Trying to find a job in a shrinking field can be very difficult. Sometimes a better solution is to launch a new career based on your unique strengths and personal preferences rather than your past occupation.
Ann and Franklin were both commercial lending officers. They lost their jobs when their institutions collapsed and were taken over by other banks.
Franklin was great at math and enjoyed computers. He had an undergraduate degree in Economics. His favorite part of being a loan officer was the financial analysis.
Ann’s favorite part of being a commercial banker was making presentations. She had a great sense of humor, and enjoyed making people laugh. She’d won many speech contests in high school. Unlike Franklin, what she least enjoyed about banking was the financial analysis.
Each of them figured out what was important to them in work. Then they brainstormed potential new career directions, and systematically explored them.
Franklin is becoming an actuary. His new employer is paying for his certification, and allowing him time to study for licensure.
Ann is launching a new career as a professional speaker, specializing in humorous after dinner talks. She’s already booked several paid appearances, and her business plan is moving along as projected.
These two successful commercial bankers re-invented themselves in very different ways. Their new careers came from who they are as individuals, rather than their past occupations.

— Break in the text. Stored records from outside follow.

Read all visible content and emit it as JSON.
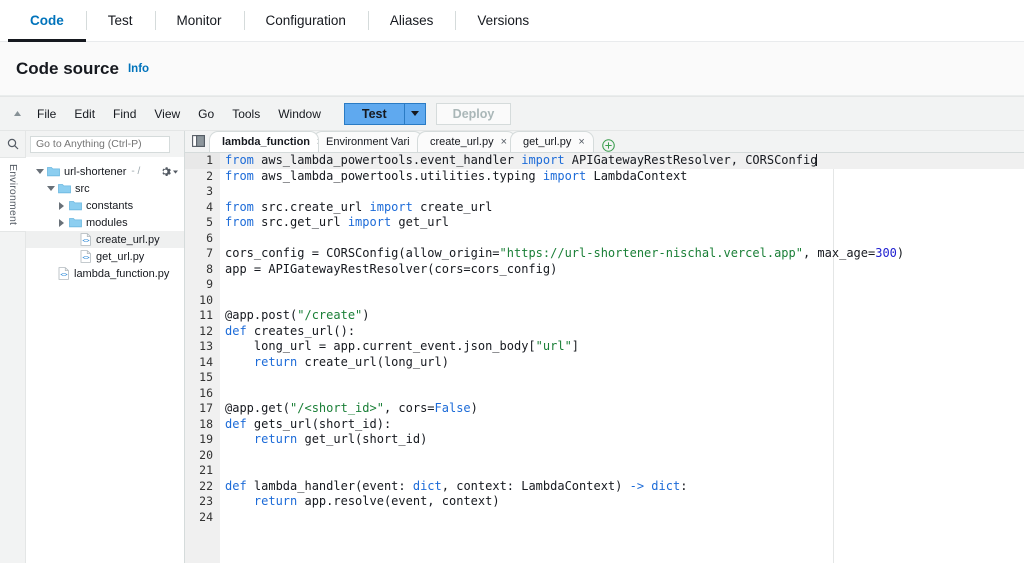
{
  "topnav": {
    "items": [
      {
        "label": "Code",
        "active": true
      },
      {
        "label": "Test",
        "active": false
      },
      {
        "label": "Monitor",
        "active": false
      },
      {
        "label": "Configuration",
        "active": false
      },
      {
        "label": "Aliases",
        "active": false
      },
      {
        "label": "Versions",
        "active": false
      }
    ]
  },
  "section": {
    "title": "Code source",
    "info_label": "Info"
  },
  "menubar": {
    "items": [
      "File",
      "Edit",
      "Find",
      "View",
      "Go",
      "Tools",
      "Window"
    ],
    "test_label": "Test",
    "deploy_label": "Deploy"
  },
  "rail": {
    "environment_label": "Environment"
  },
  "tree": {
    "search_placeholder": "Go to Anything (Ctrl-P)",
    "root": {
      "label": "url-shortener",
      "sub": "- /"
    },
    "items": [
      {
        "label": "src",
        "type": "folder",
        "depth": 1,
        "expanded": true,
        "selected": false
      },
      {
        "label": "constants",
        "type": "folder",
        "depth": 2,
        "expanded": false,
        "selected": false
      },
      {
        "label": "modules",
        "type": "folder",
        "depth": 2,
        "expanded": false,
        "selected": false
      },
      {
        "label": "create_url.py",
        "type": "file",
        "depth": 3,
        "expanded": false,
        "selected": true
      },
      {
        "label": "get_url.py",
        "type": "file",
        "depth": 3,
        "expanded": false,
        "selected": false
      },
      {
        "label": "lambda_function.py",
        "type": "file",
        "depth": 1,
        "expanded": false,
        "selected": false
      }
    ]
  },
  "editor": {
    "tabs": [
      {
        "label": "lambda_function",
        "active": true,
        "modified": false
      },
      {
        "label": "Environment Vari",
        "active": false,
        "modified": true
      },
      {
        "label": "create_url.py",
        "active": false,
        "modified": false
      },
      {
        "label": "get_url.py",
        "active": false,
        "modified": false
      }
    ],
    "add_tab_label": "+",
    "line_count": 24,
    "current_line": 1,
    "lines": [
      {
        "n": 1,
        "tokens": [
          {
            "t": "from ",
            "c": "kw"
          },
          {
            "t": "aws_lambda_powertools.event_handler ",
            "c": ""
          },
          {
            "t": "import ",
            "c": "kw"
          },
          {
            "t": "APIGatewayRestResolver, CORSConfig",
            "c": ""
          }
        ]
      },
      {
        "n": 2,
        "tokens": [
          {
            "t": "from ",
            "c": "kw"
          },
          {
            "t": "aws_lambda_powertools.utilities.typing ",
            "c": ""
          },
          {
            "t": "import ",
            "c": "kw"
          },
          {
            "t": "LambdaContext",
            "c": ""
          }
        ]
      },
      {
        "n": 3,
        "tokens": []
      },
      {
        "n": 4,
        "tokens": [
          {
            "t": "from ",
            "c": "kw"
          },
          {
            "t": "src.create_url ",
            "c": ""
          },
          {
            "t": "import ",
            "c": "kw"
          },
          {
            "t": "create_url",
            "c": ""
          }
        ]
      },
      {
        "n": 5,
        "tokens": [
          {
            "t": "from ",
            "c": "kw"
          },
          {
            "t": "src.get_url ",
            "c": ""
          },
          {
            "t": "import ",
            "c": "kw"
          },
          {
            "t": "get_url",
            "c": ""
          }
        ]
      },
      {
        "n": 6,
        "tokens": []
      },
      {
        "n": 7,
        "tokens": [
          {
            "t": "cors_config = CORSConfig(allow_origin=",
            "c": ""
          },
          {
            "t": "\"https://url-shortener-nischal.vercel.app\"",
            "c": "str"
          },
          {
            "t": ", max_age=",
            "c": ""
          },
          {
            "t": "300",
            "c": "num"
          },
          {
            "t": ")",
            "c": ""
          }
        ]
      },
      {
        "n": 8,
        "tokens": [
          {
            "t": "app = APIGatewayRestResolver(cors=cors_config)",
            "c": ""
          }
        ]
      },
      {
        "n": 9,
        "tokens": []
      },
      {
        "n": 10,
        "tokens": []
      },
      {
        "n": 11,
        "tokens": [
          {
            "t": "@app.post(",
            "c": ""
          },
          {
            "t": "\"/create\"",
            "c": "str"
          },
          {
            "t": ")",
            "c": ""
          }
        ]
      },
      {
        "n": 12,
        "tokens": [
          {
            "t": "def ",
            "c": "kw"
          },
          {
            "t": "creates_url",
            "c": "fn"
          },
          {
            "t": "():",
            "c": ""
          }
        ]
      },
      {
        "n": 13,
        "tokens": [
          {
            "t": "    long_url = app.current_event.json_body[",
            "c": ""
          },
          {
            "t": "\"url\"",
            "c": "str"
          },
          {
            "t": "]",
            "c": ""
          }
        ]
      },
      {
        "n": 14,
        "tokens": [
          {
            "t": "    ",
            "c": ""
          },
          {
            "t": "return ",
            "c": "kw"
          },
          {
            "t": "create_url(long_url)",
            "c": ""
          }
        ]
      },
      {
        "n": 15,
        "tokens": []
      },
      {
        "n": 16,
        "tokens": []
      },
      {
        "n": 17,
        "tokens": [
          {
            "t": "@app.get(",
            "c": ""
          },
          {
            "t": "\"/<short_id>\"",
            "c": "str"
          },
          {
            "t": ", cors=",
            "c": ""
          },
          {
            "t": "False",
            "c": "kw2"
          },
          {
            "t": ")",
            "c": ""
          }
        ]
      },
      {
        "n": 18,
        "tokens": [
          {
            "t": "def ",
            "c": "kw"
          },
          {
            "t": "gets_url",
            "c": "fn"
          },
          {
            "t": "(short_id):",
            "c": ""
          }
        ]
      },
      {
        "n": 19,
        "tokens": [
          {
            "t": "    ",
            "c": ""
          },
          {
            "t": "return ",
            "c": "kw"
          },
          {
            "t": "get_url(short_id)",
            "c": ""
          }
        ]
      },
      {
        "n": 20,
        "tokens": []
      },
      {
        "n": 21,
        "tokens": []
      },
      {
        "n": 22,
        "tokens": [
          {
            "t": "def ",
            "c": "kw"
          },
          {
            "t": "lambda_handler",
            "c": "fn"
          },
          {
            "t": "(event: ",
            "c": ""
          },
          {
            "t": "dict",
            "c": "kw2"
          },
          {
            "t": ", context: LambdaContext) ",
            "c": ""
          },
          {
            "t": "-> ",
            "c": "kw"
          },
          {
            "t": "dict",
            "c": "kw2"
          },
          {
            "t": ":",
            "c": ""
          }
        ]
      },
      {
        "n": 23,
        "tokens": [
          {
            "t": "    ",
            "c": ""
          },
          {
            "t": "return ",
            "c": "kw"
          },
          {
            "t": "app.resolve(event, context)",
            "c": ""
          }
        ]
      },
      {
        "n": 24,
        "tokens": []
      }
    ]
  },
  "colors": {
    "accent_blue": "#0073bb",
    "active_tab_underline": "#16191f",
    "test_button": "#5fa9ef",
    "string_green": "#1a7f37",
    "keyword_blue": "#1c6bd8",
    "number_blue": "#2020d0"
  }
}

(The opinions expressed are not necessarily those of St. Louis Public Radio.)